Everyone has a different sense of taste. Some love raw veggies, others hate them. Some like the taste of chicken, others don’t. Here’s a list of five divisive foods that receive substantial opposition.
In Texas cilantro is not an uncommon ingredient. Many people love the pungent herb, but just as many despise it–so much so that there are websites dedicated to the hatred of cilantro (i.e. ihatecilantro.com). Even Julia Child despised it, saying, “Cilantro and arugula I don’t like at all. They’re both green herbs, they have kind of a dead taste to me.” Recent research has suggested that people come by this hatred honestly as some could be genetically predisposed to despise cilantro. A common description of the herb by those who don’t like it is that it tastes like soap. This could be because some of the substances that produce the aroma of cilantro are very similar to that of some fats which are also used in making soap.
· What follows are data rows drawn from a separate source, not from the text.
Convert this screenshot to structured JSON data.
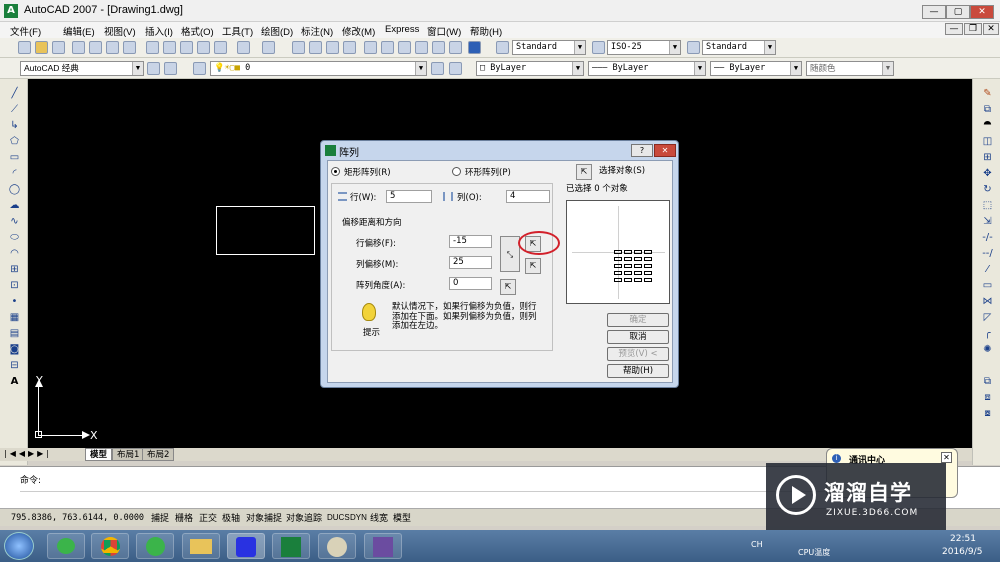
{
  "window": {
    "title": "AutoCAD 2007 - [Drawing1.dwg]",
    "app_icon_glyph": "A",
    "controls": [
      "—",
      "▢",
      "✕"
    ],
    "doc_controls": [
      "—",
      "❐",
      "✕"
    ]
  },
  "menu": [
    "文件(F)",
    "编辑(E)",
    "视图(V)",
    "插入(I)",
    "格式(O)",
    "工具(T)",
    "绘图(D)",
    "标注(N)",
    "修改(M)",
    "Express",
    "窗口(W)",
    "帮助(H)"
  ],
  "toolbar1": {
    "combos": [
      "Standard",
      "ISO-25",
      "Standard"
    ]
  },
  "toolbar2": {
    "workspace": "AutoCAD 经典",
    "layer": "0",
    "color": "ByLayer",
    "linetype": "ByLayer",
    "lineweight": "ByLayer",
    "plotstyle": "随颜色"
  },
  "ucs": {
    "y_label": "Y",
    "x_label": "X"
  },
  "layout_tabs": [
    "模型",
    "布局1",
    "布局2"
  ],
  "command": {
    "prompt": "命令:"
  },
  "status": {
    "coords": "795.8386, 763.6144, 0.0000",
    "buttons": [
      "捕捉",
      "栅格",
      "正交",
      "极轴",
      "对象捕捉",
      "对象追踪",
      "DUCS",
      "DYN",
      "线宽",
      "模型"
    ]
  },
  "dialog": {
    "title": "阵列",
    "rect_array": "矩形阵列(R)",
    "polar_array": "环形阵列(P)",
    "select_objects": "选择对象(S)",
    "selected_count": "已选择 0 个对象",
    "rows_label": "行(W):",
    "rows_value": "5",
    "cols_label": "列(O):",
    "cols_value": "4",
    "offset_group": "偏移距离和方向",
    "row_offset_label": "行偏移(F):",
    "row_offset_value": "-15",
    "col_offset_label": "列偏移(M):",
    "col_offset_value": "25",
    "angle_label": "阵列角度(A):",
    "angle_value": "0",
    "tip_text": "默认情况下，如果行偏移为负值，则行添加在下面。如果列偏移为负值，则列添加在左边。",
    "tip_label": "提示",
    "ok": "确定",
    "cancel": "取消",
    "preview": "预览(V) <",
    "help": "帮助(H)"
  },
  "comm_center": {
    "title": "通讯中心"
  },
  "watermark": {
    "brand": "溜溜自学",
    "url": "ZIXUE.3D66.COM"
  },
  "tray": {
    "ime": "CH",
    "cpu": "CPU温度",
    "time": "22:51",
    "date": "2016/9/5"
  }
}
Despite the evidence that suggests cilantro hatred is genetic, it isn’t so hardwired that people cannot develop an appreciation for the herb.
There is a long list of mayo haters, including some familiar names like President Obama, Rachael Ray, and Jimmy Fallon. Even Buzzfeed jumped on board with an article referring to the condiment in question as “the devil’s condiment.” For many, it seems that the texture and color of mayo is what turns their stomach, rather than the taste. Essentially just oil and raw egg, mayonnaise seems like a delicious combination. I for one like the taste, but can’t bring myself to eat it because of the way it looks.
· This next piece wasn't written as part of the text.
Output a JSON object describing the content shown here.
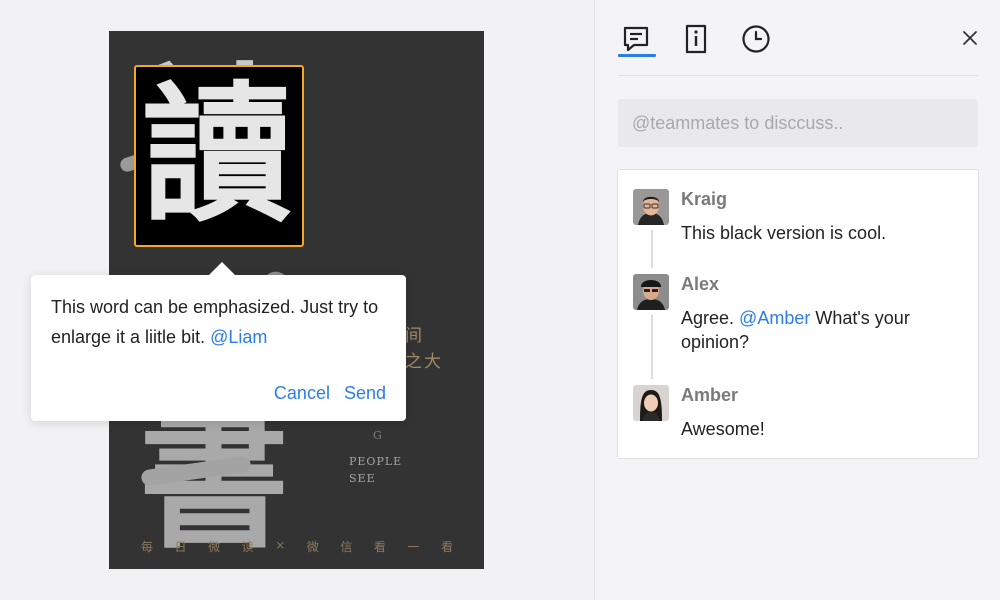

3. Blue Cheese
It is not surprising that this pungent cheese is hated by many, yet adored by others. In this case, mold is the culprit for the stink. Penicillium Roqueforti is the specific mold used to make some blue cheeses. Blue cheese gets its marbled mold because of a process called needling–basically, a cheese maker will pierce the cheese curd with a sterilized rod in order to give the mold the oxygen it needs in order to grow. Many people associate the smell of blue cheese with stinky feet. In fact, part of the reason people’s feet smell is from various types of fungus. It is not likely that people will resolve the divide between blue cheese lovers and haters anytime soon.
Full disclosure–I’ve only tried liver once or twice in my life, but struggled to make it through both times. There are a few common ways to cook liver: liver and onions, fried chicken liver, and liver pâté which is likely the most popular. Foie gras is a type of pâté made from fattened duck liver and originated in France. This delicacy has become somewhat controversial in recent years due to the practice of gavage or the force feeding of ducks in order to make the liver fattier. Those opposed to foie gras have referred to it as an “elitist luxury born of abject cruelty”
5. Brussel Sprouts
Brussel sprouts top the list as the most hated vegetable in America; however, like cilantro, there may be a genetic component to people’s distaste. The gene TAS2R38 may be responsible for preventing some people from tasting a bitter compound called PTC that is found in brussel sprouts. The compound isn’t generally found in human diets, so we would not typically have the opportunity to taste it. If you do have the gene, then chances are that you will not like brussel sprouts. Those without the gene most likely will not be able to taste the bitterness and are more likely to enjoy brussel sprouts. That being said, taste is often a relative experience so a taste for sprouts could be developed over time.
Which foods do you despise? What would you add to the list?